• [RECORDS PROVIDED]:
***

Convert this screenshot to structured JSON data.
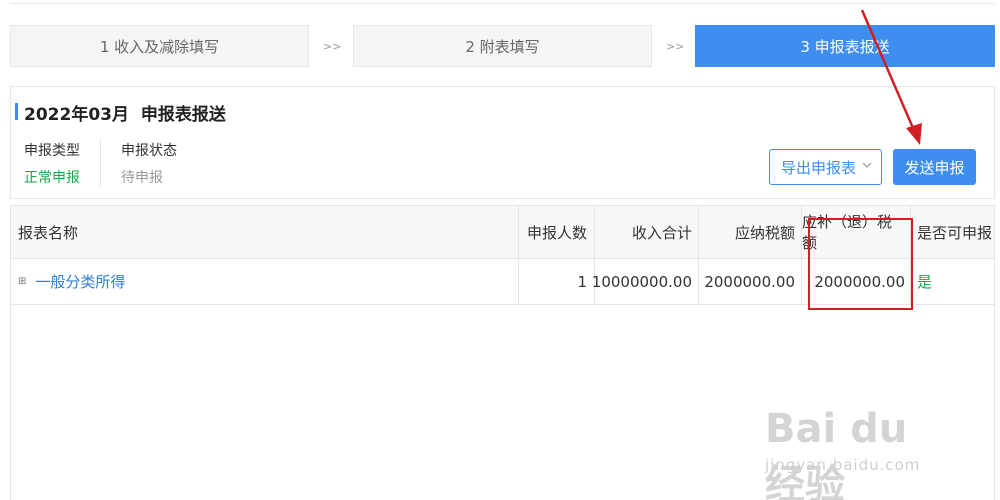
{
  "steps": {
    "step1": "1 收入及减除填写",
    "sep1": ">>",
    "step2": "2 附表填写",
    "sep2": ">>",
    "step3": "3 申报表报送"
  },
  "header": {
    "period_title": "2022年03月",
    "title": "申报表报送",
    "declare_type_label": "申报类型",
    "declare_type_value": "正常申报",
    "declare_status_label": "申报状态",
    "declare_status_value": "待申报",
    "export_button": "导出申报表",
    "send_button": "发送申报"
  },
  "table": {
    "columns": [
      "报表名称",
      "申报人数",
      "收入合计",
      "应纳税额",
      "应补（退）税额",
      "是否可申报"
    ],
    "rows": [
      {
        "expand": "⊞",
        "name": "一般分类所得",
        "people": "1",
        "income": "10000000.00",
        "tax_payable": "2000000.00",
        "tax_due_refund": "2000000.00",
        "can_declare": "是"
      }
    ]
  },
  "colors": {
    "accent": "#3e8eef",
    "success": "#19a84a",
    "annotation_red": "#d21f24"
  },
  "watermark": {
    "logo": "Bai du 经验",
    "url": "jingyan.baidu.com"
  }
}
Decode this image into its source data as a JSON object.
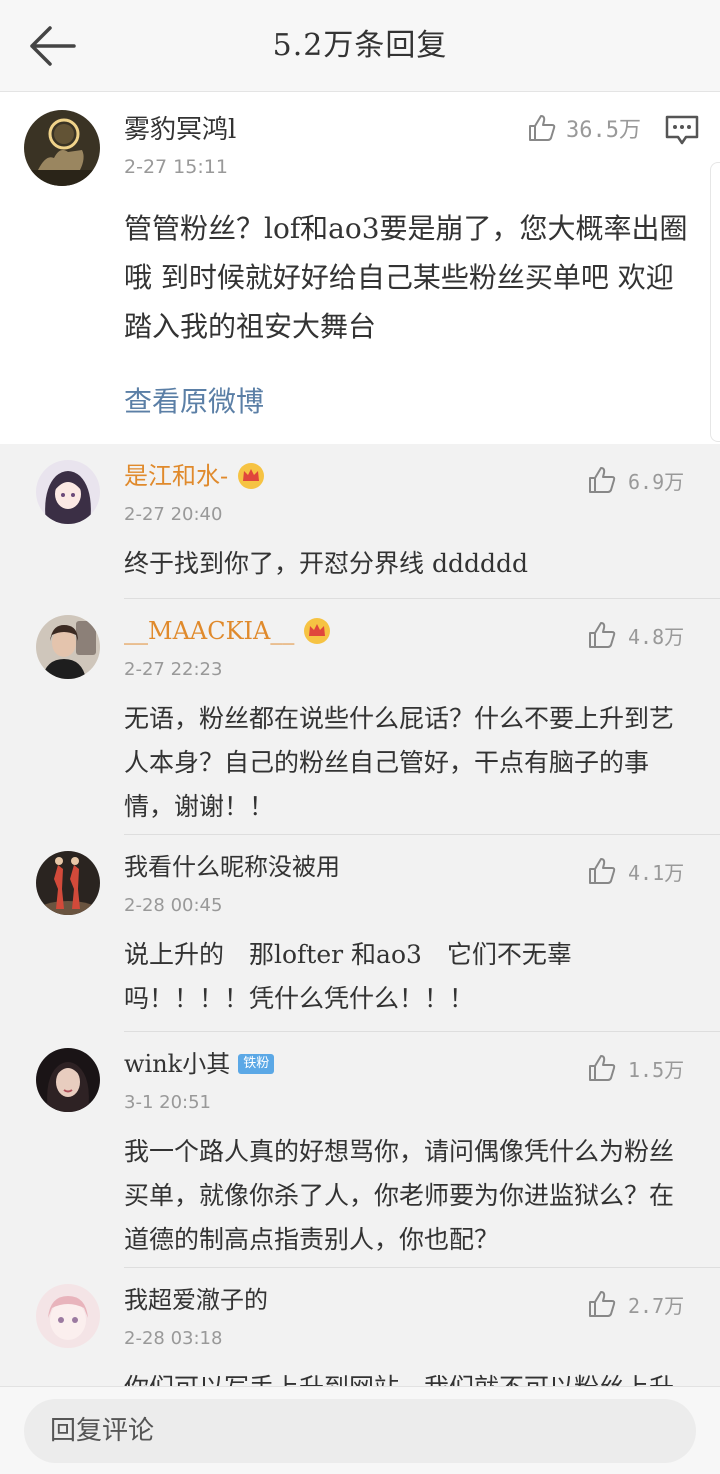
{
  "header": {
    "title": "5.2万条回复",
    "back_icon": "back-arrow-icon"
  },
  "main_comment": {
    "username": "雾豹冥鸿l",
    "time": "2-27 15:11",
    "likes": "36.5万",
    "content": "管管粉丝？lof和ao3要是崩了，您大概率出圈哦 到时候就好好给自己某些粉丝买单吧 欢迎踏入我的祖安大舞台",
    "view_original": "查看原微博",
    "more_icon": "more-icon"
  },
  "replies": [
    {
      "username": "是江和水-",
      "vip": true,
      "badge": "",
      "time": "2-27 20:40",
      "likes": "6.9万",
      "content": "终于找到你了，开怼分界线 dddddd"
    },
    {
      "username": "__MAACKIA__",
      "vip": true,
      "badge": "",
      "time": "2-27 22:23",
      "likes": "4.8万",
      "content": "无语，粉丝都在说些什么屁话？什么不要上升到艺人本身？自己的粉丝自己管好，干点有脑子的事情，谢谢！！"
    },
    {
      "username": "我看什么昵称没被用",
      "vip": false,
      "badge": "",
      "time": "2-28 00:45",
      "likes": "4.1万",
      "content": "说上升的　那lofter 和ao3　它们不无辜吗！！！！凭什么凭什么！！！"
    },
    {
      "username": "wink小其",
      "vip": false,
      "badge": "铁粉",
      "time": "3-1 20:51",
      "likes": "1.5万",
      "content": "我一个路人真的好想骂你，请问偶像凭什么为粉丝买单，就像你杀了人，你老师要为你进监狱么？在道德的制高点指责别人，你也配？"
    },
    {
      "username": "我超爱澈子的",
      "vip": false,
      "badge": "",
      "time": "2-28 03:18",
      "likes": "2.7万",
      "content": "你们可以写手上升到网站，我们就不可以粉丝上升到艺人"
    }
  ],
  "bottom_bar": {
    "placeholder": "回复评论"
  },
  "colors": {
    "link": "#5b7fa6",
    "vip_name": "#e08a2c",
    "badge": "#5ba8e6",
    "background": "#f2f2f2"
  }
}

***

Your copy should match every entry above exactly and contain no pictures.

• [COMPLETED TASK]:
Convert this screenshot to structured JSON data.
{
  "steps": {
    "step1": "1 收入及减除填写",
    "sep1": ">>",
    "step2": "2 附表填写",
    "sep2": ">>",
    "step3": "3 申报表报送"
  },
  "header": {
    "period_title": "2022年03月",
    "title": "申报表报送",
    "declare_type_label": "申报类型",
    "declare_type_value": "正常申报",
    "declare_status_label": "申报状态",
    "declare_status_value": "待申报",
    "export_button": "导出申报表",
    "send_button": "发送申报"
  },
  "table": {
    "columns": [
      "报表名称",
      "申报人数",
      "收入合计",
      "应纳税额",
      "应补（退）税额",
      "是否可申报"
    ],
    "rows": [
      {
        "expand": "⊞",
        "name": "一般分类所得",
        "people": "1",
        "income": "10000000.00",
        "tax_payable": "2000000.00",
        "tax_due_refund": "2000000.00",
        "can_declare": "是"
      }
    ]
  },
  "colors": {
    "accent": "#3e8eef",
    "success": "#19a84a",
    "annotation_red": "#d21f24"
  },
  "watermark": {
    "logo": "Bai du 经验",
    "url": "jingyan.baidu.com"
  }
}
Decode this image into its source data as a JSON object.
{
  "header": {
    "title": "5.2万条回复",
    "back_icon": "back-arrow-icon"
  },
  "main_comment": {
    "username": "雾豹冥鸿l",
    "time": "2-27 15:11",
    "likes": "36.5万",
    "content": "管管粉丝？lof和ao3要是崩了，您大概率出圈哦 到时候就好好给自己某些粉丝买单吧 欢迎踏入我的祖安大舞台",
    "view_original": "查看原微博",
    "more_icon": "more-icon"
  },
  "replies": [
    {
      "username": "是江和水-",
      "vip": true,
      "badge": "",
      "time": "2-27 20:40",
      "likes": "6.9万",
      "content": "终于找到你了，开怼分界线 dddddd"
    },
    {
      "username": "__MAACKIA__",
      "vip": true,
      "badge": "",
      "time": "2-27 22:23",
      "likes": "4.8万",
      "content": "无语，粉丝都在说些什么屁话？什么不要上升到艺人本身？自己的粉丝自己管好，干点有脑子的事情，谢谢！！"
    },
    {
      "username": "我看什么昵称没被用",
      "vip": false,
      "badge": "",
      "time": "2-28 00:45",
      "likes": "4.1万",
      "content": "说上升的　那lofter 和ao3　它们不无辜吗！！！！凭什么凭什么！！！"
    },
    {
      "username": "wink小其",
      "vip": false,
      "badge": "铁粉",
      "time": "3-1 20:51",
      "likes": "1.5万",
      "content": "我一个路人真的好想骂你，请问偶像凭什么为粉丝买单，就像你杀了人，你老师要为你进监狱么？在道德的制高点指责别人，你也配？"
    },
    {
      "username": "我超爱澈子的",
      "vip": false,
      "badge": "",
      "time": "2-28 03:18",
      "likes": "2.7万",
      "content": "你们可以写手上升到网站，我们就不可以粉丝上升到艺人"
    }
  ],
  "bottom_bar": {
    "placeholder": "回复评论"
  },
  "colors": {
    "link": "#5b7fa6",
    "vip_name": "#e08a2c",
    "badge": "#5ba8e6",
    "background": "#f2f2f2"
  }
}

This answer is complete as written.